- Nike shares sold off again on the heels of DICK’S Sporting Goods and Foot Locker earnings warnings.
- Nike has been normalizing its inventory levels as it gets closer to full pricing for products again.
- The company has been focused on building its direct-to-consumer (DTC) business, which grew 15% YoY in fiscal Q3 2023
Athletic footwear and apparel maker Nike (NYSE:) stock is down 16.7% year-to-date (YTD). The recent earnings warnings from sports retailers Dick’s Sporting Goods (NYSE:) and Foot Locker (NYSE:) have soured the already weak sentiment in the sector. These warnings imply that Nike’s business is suffering as well.
While the implications may be foreboding for Nike, some key distinctions may indicate otherwise.
It’s worth noting that Dick’s attributed their earnings shortfall to normalization in the camping and outdoor recreation segment and shrinkage, aka merchandise theft. Footlocker noted they are trying to move past their reliance on Nike products as consumer spending tightens. These are two very important factors that pertain to the 4 reasons that Nike stock should be in your portfolio on the pullbacks.
1. Nike is working towards inventory normalization to return to full product pricing.
Last year, Nike suffered margin compressions due to a piling up of inventory. This was a common theme for retailers across the board. This can result in higher sales but lower profits due to the extra promotions and discounts to move old product stockpiles. Nike suffered a 330 bps drop in gross margins in its fiscal Q3 2023 earnings as inventories rose 16% YoY to $8.9 billion.
In the recent fiscal Q4 2023 earnings report, Nike had a 140 bps drop in gross margins due to input costs and freight inflation. However, inventories were reduced to $8.5 billion flat on a YoY basis and lower by $400 million sequentially. Normalizing inventory levels will enable Nike to pull back on the promotions to move back to full price.
Nike is targeting low single-digit price increases in full-year 2024, supporting 140 to 160 bps expansion for gross margins.
2. China’s business recovery is accelerating.
The China zero-COVID policy restrictions have been lifted, and business is recovering quickly. Nike experienced a 16% YoY revenue jump in fiscal Q4 2023 in constant currency to $1.81 billion. China outpaced revenue growth in North America, up 5%; Asia Pacific and Latin America, up 5%; and Europe, Middle East, and Africa, up 3% YoY. The company expects the recovery in China to continue.
3. The low stock price gives it more room for the upside.
Nike shares are trading down 16.7%, while the S&P 500 is trading up 15.5% YTD. It even has a 1.48% annual dividend yield. Underperforming stocks tend to see tax loss selling at year’s end to recover as investors buy back the shares at the start of the new year. Nike has stated that consumer demand and traffic on its website and retail stores are robust.

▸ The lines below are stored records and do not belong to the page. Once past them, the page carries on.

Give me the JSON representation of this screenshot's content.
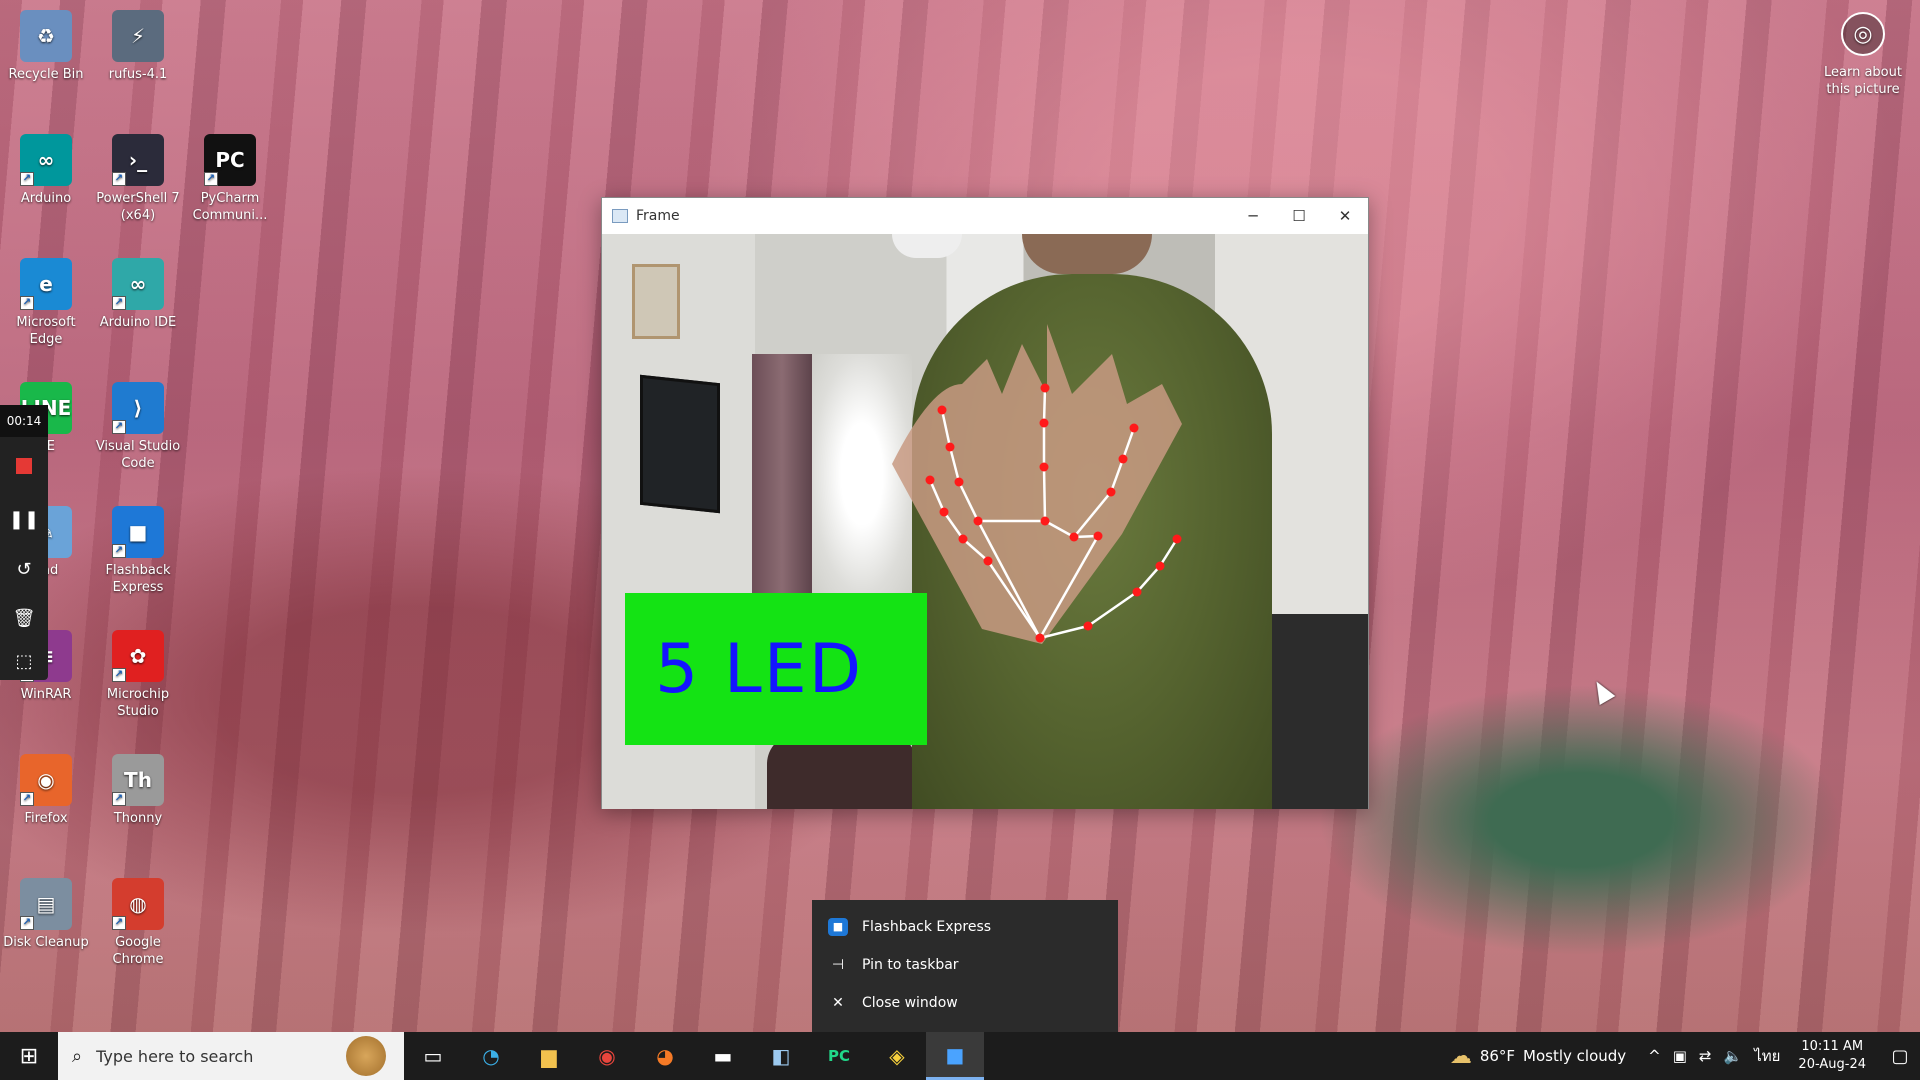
{
  "desktop": {
    "icons": [
      {
        "label": "Recycle Bin",
        "glyph": "♻",
        "color": "#6a8fbf"
      },
      {
        "label": "rufus-4.1",
        "glyph": "⚡",
        "color": "#5b6b7e"
      },
      {
        "label": "Arduino",
        "glyph": "∞",
        "color": "#00979c"
      },
      {
        "label": "PowerShell 7 (x64)",
        "glyph": "›_",
        "color": "#2b2b3a"
      },
      {
        "label": "PyCharm Communi...",
        "glyph": "PC",
        "color": "#111111"
      },
      {
        "label": "Microsoft Edge",
        "glyph": "e",
        "color": "#1a8ad4"
      },
      {
        "label": "Arduino IDE",
        "glyph": "∞",
        "color": "#2fa8a8"
      },
      {
        "label": "NE",
        "glyph": "LINE",
        "color": "#19b84a"
      },
      {
        "label": "Visual Studio Code",
        "glyph": "⟩",
        "color": "#1f7bd0"
      },
      {
        "label": "pad",
        "glyph": "✎",
        "color": "#6aa3d8"
      },
      {
        "label": "Flashback Express",
        "glyph": "■",
        "color": "#1e78d7"
      },
      {
        "label": "WinRAR",
        "glyph": "≡",
        "color": "#8e3a8e"
      },
      {
        "label": "Microchip Studio",
        "glyph": "✿",
        "color": "#e02020"
      },
      {
        "label": "Firefox",
        "glyph": "◉",
        "color": "#e8652b"
      },
      {
        "label": "Thonny",
        "glyph": "Th",
        "color": "#9a9a9a"
      },
      {
        "label": "Disk Cleanup",
        "glyph": "▤",
        "color": "#7c8ea0"
      },
      {
        "label": "Google Chrome",
        "glyph": "◍",
        "color": "#d43d2e"
      }
    ],
    "learn": {
      "label": "Learn about this picture",
      "icon": "camera-icon"
    }
  },
  "recorder": {
    "time": "00:14",
    "buttons": [
      "stop",
      "pause",
      "restart",
      "delete",
      "select-area"
    ]
  },
  "window": {
    "title": "Frame",
    "minimize": "─",
    "maximize": "☐",
    "close": "✕",
    "overlay_text": "5 LED",
    "overlay_bg": "#14e314",
    "overlay_fg": "#1414ff"
  },
  "jumplist": {
    "items": [
      {
        "label": "Flashback Express",
        "icon": "flashback-icon"
      },
      {
        "label": "Pin to taskbar",
        "icon": "pin-icon"
      },
      {
        "label": "Close window",
        "icon": "close-icon"
      }
    ]
  },
  "taskbar": {
    "search_placeholder": "Type here to search",
    "apps": [
      "task-view",
      "edge",
      "file-explorer",
      "chrome",
      "firefox",
      "terminal",
      "notepad",
      "pycharm",
      "python",
      "flashback"
    ],
    "weather": {
      "temp": "86°F",
      "desc": "Mostly cloudy"
    },
    "lang": "ไทย",
    "time": "10:11 AM",
    "date": "20-Aug-24"
  }
}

4. Nike is bolstering its direct-to-consumer (DTC) channel.
This is one of the reasons why Foot Locker is trying to move away from dependence on Nike products. Nike’s DTC competes with Foot Locker and all the retail outlets that sell non-exclusive Nike merchandise. They are competing with Nike for the same consumer dollars from the same consumers. Nike makes a higher margin without the middleman. Its Nike.com website is flourishing with its DTC channel and brick-and-mortar stores with its discounted merchandise.
Nike’s loyalty app incentivizes consumers to buy directly as members gain exclusive benefits ranging from early access to new products to discounts on purchases. The growing popularity of Nike’s DTC channel may be a key contributor to Footlocker cutting their guidance. It makes sense when they say that they want to diversify beyond relying on Nike products since consumers may go directly to Nike. Nike Direct reported a 15% YoY jump in revenues in its fiscal Q4 2023 to $5.5 billion, while wholesale revenues fell 2% YoY to 6.7 billion. Nike has said the promotional environment will continue through the first half of fiscal 2024, which could mean more pain for its wholesale partners like Dick’s and Foot Locker.
Weekly Inverse Cup Pattern
The weekly candlestick chart on NKE forms a rounding top leading into an inverse cup pattern. The inverse cup lip line formed a $81.74 low in October 2022. NKE triggered a breakout through the weekly market structure low (MSL) trigger at $90.05, climbing to a high of $130.51 in January 2023.
Shares eventually failed to retest that high and fell on the breakdown through the weekly market structure high (MSH) sell trigger at $118.64. Shares continue to fall, driven by the dual earnings warnings from DKS and FL. The weekly relative strength index (RSI) oscillator is falling again towards the 30-band oversold level.
Pullback supports are at $94.48, $90.05 weekly MSL trigger, $86.71, $81.74 inverse cup lip line and $77.49.